## TASK DETAILS
For each entry, repeat the text exactly and omit any picture it holds.

Recorded data:
=== Section Start ===
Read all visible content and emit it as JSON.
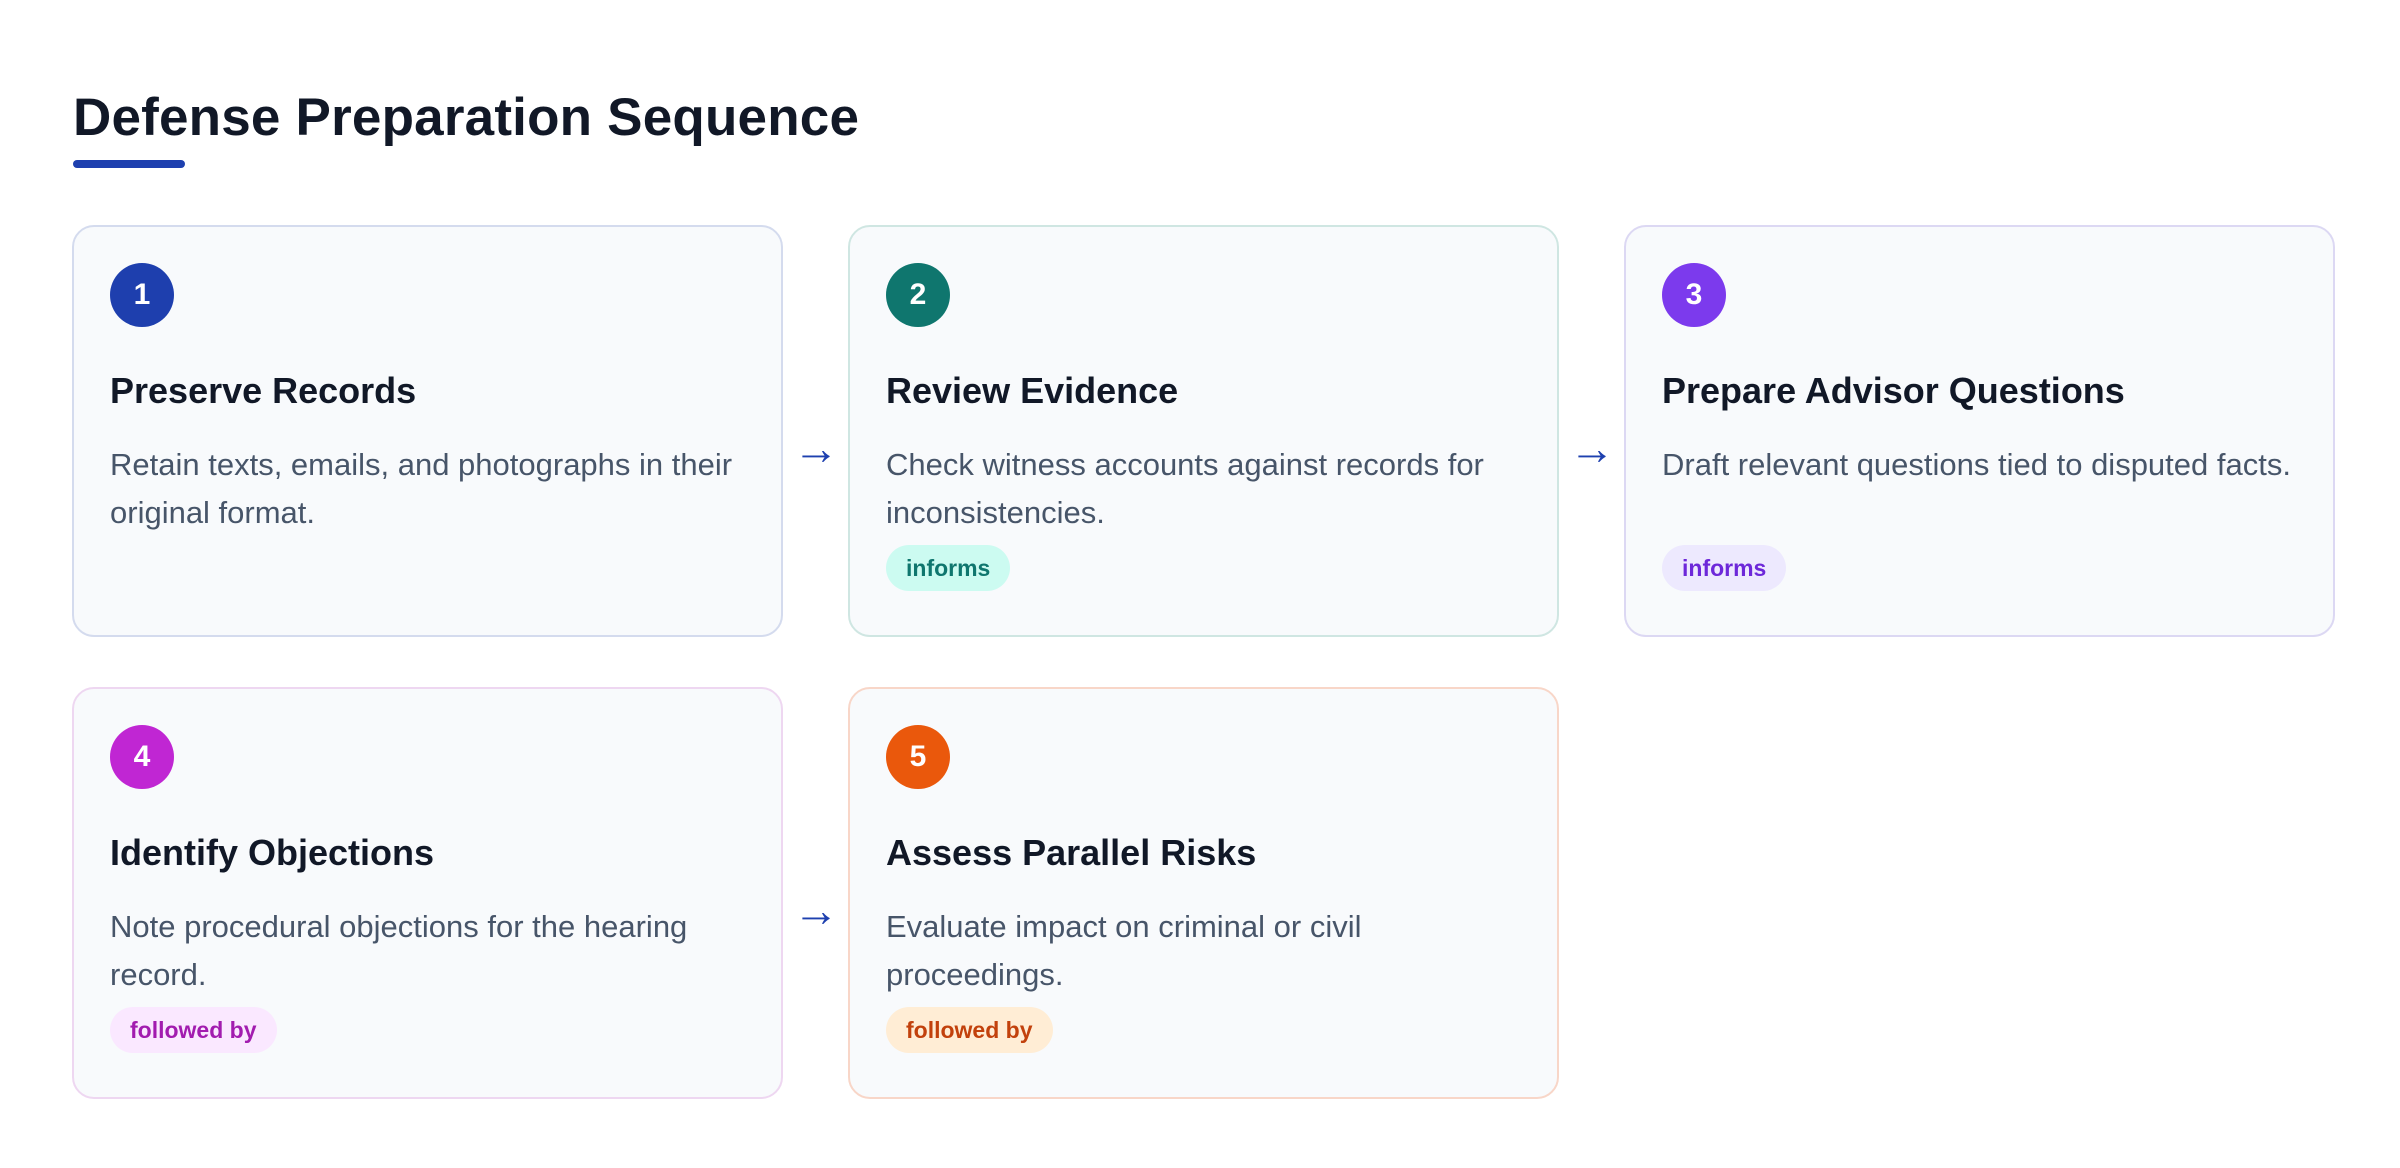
{
  "title": "Defense Preparation Sequence",
  "accent_color": "#1e40af",
  "arrow_symbol": "→",
  "steps": [
    {
      "number": "1",
      "title": "Preserve Records",
      "description": "Retain texts, emails, and photographs in their original format.",
      "tag": "",
      "color": "#1e3fae"
    },
    {
      "number": "2",
      "title": "Review Evidence",
      "description": "Check witness accounts against records for inconsistencies.",
      "tag": "informs",
      "color": "#0f766e",
      "tag_bg": "#ccfbf1",
      "tag_color": "#0f766e"
    },
    {
      "number": "3",
      "title": "Prepare Advisor Questions",
      "description": "Draft relevant questions tied to disputed facts.",
      "tag": "informs",
      "color": "#7c3aed",
      "tag_bg": "#ede9fe",
      "tag_color": "#6d28d9"
    },
    {
      "number": "4",
      "title": "Identify Objections",
      "description": "Note procedural objections for the hearing record.",
      "tag": "followed by",
      "color": "#c026d3",
      "tag_bg": "#fae8ff",
      "tag_color": "#a21caf"
    },
    {
      "number": "5",
      "title": "Assess Parallel Risks",
      "description": "Evaluate impact on criminal or civil proceedings.",
      "tag": "followed by",
      "color": "#ea580c",
      "tag_bg": "#ffedd5",
      "tag_color": "#c2410c"
    }
  ]
}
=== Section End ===
## EXPECTED OUTPUT
Read all visible content and emit it as JSON.
{
  "title": "Defense Preparation Sequence",
  "accent_color": "#1e40af",
  "arrow_symbol": "→",
  "steps": [
    {
      "number": "1",
      "title": "Preserve Records",
      "description": "Retain texts, emails, and photographs in their original format.",
      "tag": "",
      "color": "#1e3fae"
    },
    {
      "number": "2",
      "title": "Review Evidence",
      "description": "Check witness accounts against records for inconsistencies.",
      "tag": "informs",
      "color": "#0f766e",
      "tag_bg": "#ccfbf1",
      "tag_color": "#0f766e"
    },
    {
      "number": "3",
      "title": "Prepare Advisor Questions",
      "description": "Draft relevant questions tied to disputed facts.",
      "tag": "informs",
      "color": "#7c3aed",
      "tag_bg": "#ede9fe",
      "tag_color": "#6d28d9"
    },
    {
      "number": "4",
      "title": "Identify Objections",
      "description": "Note procedural objections for the hearing record.",
      "tag": "followed by",
      "color": "#c026d3",
      "tag_bg": "#fae8ff",
      "tag_color": "#a21caf"
    },
    {
      "number": "5",
      "title": "Assess Parallel Risks",
      "description": "Evaluate impact on criminal or civil proceedings.",
      "tag": "followed by",
      "color": "#ea580c",
      "tag_bg": "#ffedd5",
      "tag_color": "#c2410c"
    }
  ]
}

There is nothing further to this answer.